Google has unveiled the new Google Home Hub, a device that acts as a brain for all the other “smart” electronics on your property. Whether it’s lights, thermostats, locks or even (if you must) security cameras, your smart tech will need a hub to be the go-between for all this technology.

Warning: before you watch this video, know that he says “Hey Google” several times and will set off all of your Google devices. You’ve been warned.

While other similar devices exist on the market (such as the Amazon Echo Show) what sets the Home Hub apart is the fact that no camera exists on the device. If you decide to disable the microphone as well, then suddenly you have a smart home that absolutely, positively, under no conditions can ever see you naked.

This decision was deliberate on Google’s part.
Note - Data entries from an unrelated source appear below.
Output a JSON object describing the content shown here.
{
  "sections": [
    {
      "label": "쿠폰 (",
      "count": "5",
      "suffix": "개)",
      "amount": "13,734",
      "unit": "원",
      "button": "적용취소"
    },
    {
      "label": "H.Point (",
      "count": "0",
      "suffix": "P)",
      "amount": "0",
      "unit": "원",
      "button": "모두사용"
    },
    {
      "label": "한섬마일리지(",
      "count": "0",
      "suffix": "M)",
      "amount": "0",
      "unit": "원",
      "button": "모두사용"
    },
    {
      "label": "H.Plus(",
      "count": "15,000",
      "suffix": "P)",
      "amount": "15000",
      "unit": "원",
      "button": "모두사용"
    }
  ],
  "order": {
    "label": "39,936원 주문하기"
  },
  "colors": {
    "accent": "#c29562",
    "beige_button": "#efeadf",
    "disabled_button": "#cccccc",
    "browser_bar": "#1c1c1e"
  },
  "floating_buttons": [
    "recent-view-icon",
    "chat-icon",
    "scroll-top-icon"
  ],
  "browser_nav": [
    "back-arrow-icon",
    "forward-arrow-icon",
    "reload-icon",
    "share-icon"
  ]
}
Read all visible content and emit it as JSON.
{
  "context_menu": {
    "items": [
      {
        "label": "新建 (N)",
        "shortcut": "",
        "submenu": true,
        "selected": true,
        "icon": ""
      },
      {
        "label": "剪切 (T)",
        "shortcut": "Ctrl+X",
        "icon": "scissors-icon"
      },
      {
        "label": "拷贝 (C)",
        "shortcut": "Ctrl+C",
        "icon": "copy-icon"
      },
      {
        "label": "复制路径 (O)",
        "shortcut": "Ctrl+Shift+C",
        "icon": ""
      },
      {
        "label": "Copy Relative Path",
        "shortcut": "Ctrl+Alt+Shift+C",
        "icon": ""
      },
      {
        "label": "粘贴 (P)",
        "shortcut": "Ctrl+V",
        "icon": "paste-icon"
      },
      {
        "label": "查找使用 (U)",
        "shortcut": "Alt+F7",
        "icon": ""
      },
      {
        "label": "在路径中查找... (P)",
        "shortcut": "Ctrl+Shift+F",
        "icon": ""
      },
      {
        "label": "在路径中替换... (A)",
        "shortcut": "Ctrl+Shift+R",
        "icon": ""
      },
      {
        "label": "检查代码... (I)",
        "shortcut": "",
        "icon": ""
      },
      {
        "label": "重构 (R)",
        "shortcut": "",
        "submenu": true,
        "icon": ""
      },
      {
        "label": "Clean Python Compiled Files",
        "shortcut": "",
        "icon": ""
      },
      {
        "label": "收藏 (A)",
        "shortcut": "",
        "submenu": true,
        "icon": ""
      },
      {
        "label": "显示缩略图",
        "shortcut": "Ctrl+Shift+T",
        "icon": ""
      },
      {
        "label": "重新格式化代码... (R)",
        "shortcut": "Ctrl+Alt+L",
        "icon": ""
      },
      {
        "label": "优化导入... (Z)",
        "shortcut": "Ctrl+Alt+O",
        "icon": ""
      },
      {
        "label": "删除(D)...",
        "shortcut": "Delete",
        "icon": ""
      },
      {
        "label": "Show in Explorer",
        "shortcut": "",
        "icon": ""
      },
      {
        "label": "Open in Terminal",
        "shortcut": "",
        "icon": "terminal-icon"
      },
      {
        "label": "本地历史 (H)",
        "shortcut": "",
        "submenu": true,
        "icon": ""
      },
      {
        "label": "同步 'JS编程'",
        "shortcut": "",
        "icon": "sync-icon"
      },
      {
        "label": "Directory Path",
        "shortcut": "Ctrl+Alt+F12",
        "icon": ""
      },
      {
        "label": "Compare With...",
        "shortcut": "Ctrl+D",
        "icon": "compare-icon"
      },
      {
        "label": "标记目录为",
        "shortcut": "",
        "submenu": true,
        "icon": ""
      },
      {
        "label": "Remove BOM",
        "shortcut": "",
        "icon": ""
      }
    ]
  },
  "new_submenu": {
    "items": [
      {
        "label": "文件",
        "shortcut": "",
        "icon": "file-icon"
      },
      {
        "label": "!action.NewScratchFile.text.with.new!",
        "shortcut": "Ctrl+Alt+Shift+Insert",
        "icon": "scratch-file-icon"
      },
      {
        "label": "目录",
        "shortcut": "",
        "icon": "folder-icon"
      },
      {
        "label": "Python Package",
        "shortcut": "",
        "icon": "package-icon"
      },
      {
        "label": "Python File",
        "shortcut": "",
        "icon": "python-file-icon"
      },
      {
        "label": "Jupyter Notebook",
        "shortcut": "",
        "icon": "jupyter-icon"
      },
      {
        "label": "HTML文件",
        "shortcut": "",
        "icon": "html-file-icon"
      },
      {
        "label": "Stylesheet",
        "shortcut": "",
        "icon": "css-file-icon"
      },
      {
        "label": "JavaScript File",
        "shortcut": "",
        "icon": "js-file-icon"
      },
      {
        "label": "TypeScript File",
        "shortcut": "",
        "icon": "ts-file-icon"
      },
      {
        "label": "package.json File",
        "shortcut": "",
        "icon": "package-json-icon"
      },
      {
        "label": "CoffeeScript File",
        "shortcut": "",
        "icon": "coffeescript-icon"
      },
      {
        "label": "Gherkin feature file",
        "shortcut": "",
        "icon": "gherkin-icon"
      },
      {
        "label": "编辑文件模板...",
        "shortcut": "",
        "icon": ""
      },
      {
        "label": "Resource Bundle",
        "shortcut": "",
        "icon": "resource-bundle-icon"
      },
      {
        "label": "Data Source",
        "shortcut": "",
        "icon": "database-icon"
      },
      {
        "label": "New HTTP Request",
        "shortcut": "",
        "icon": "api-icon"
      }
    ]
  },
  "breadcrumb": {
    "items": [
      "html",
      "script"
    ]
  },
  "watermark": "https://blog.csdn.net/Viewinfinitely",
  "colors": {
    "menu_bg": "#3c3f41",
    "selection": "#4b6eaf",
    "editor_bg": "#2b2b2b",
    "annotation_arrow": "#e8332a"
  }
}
With many holdouts still desiring security over comfort, Google’s not including video cameras in their Home Hub could mean deeper market penetration for a more wary customer base.

There are other considerations to take as well. The lack of camera means the device is cheaper to produce and sell. The Google Home Hub will retail at $149, about $80 cheaper than their closest competitor, the Amazon Echo Show. On the downside, no camera means that video calls through the device are not possible (though nearly any smart phone can do this for free, so it’s not really much of a downside).

Aside from the lack of camera, the Google Home Hub functions similarly to the Amazon Echo Show (that is, as a very specialized tablet you stand up in a corner and don’t move around too much). It connects to not only all your smart tech but also all your Google accounts.

You can check your mail, access photo collections, play music, look up directions, or even watch youtube videos. About they only thing they don’t seem to be able to do is interact with Amazon products, meaning those of us with a collection of Amazon Echo Dots around the house will need to wait a bit before wading into these new, secure, camera-less waters.

Continue Reading
Advertisement

Our Great Parnters

The
American Genius
news neatly in your inbox

Subscribe to our mailing list and get interesting stuff and updates to your email inbox.

Emerging Stories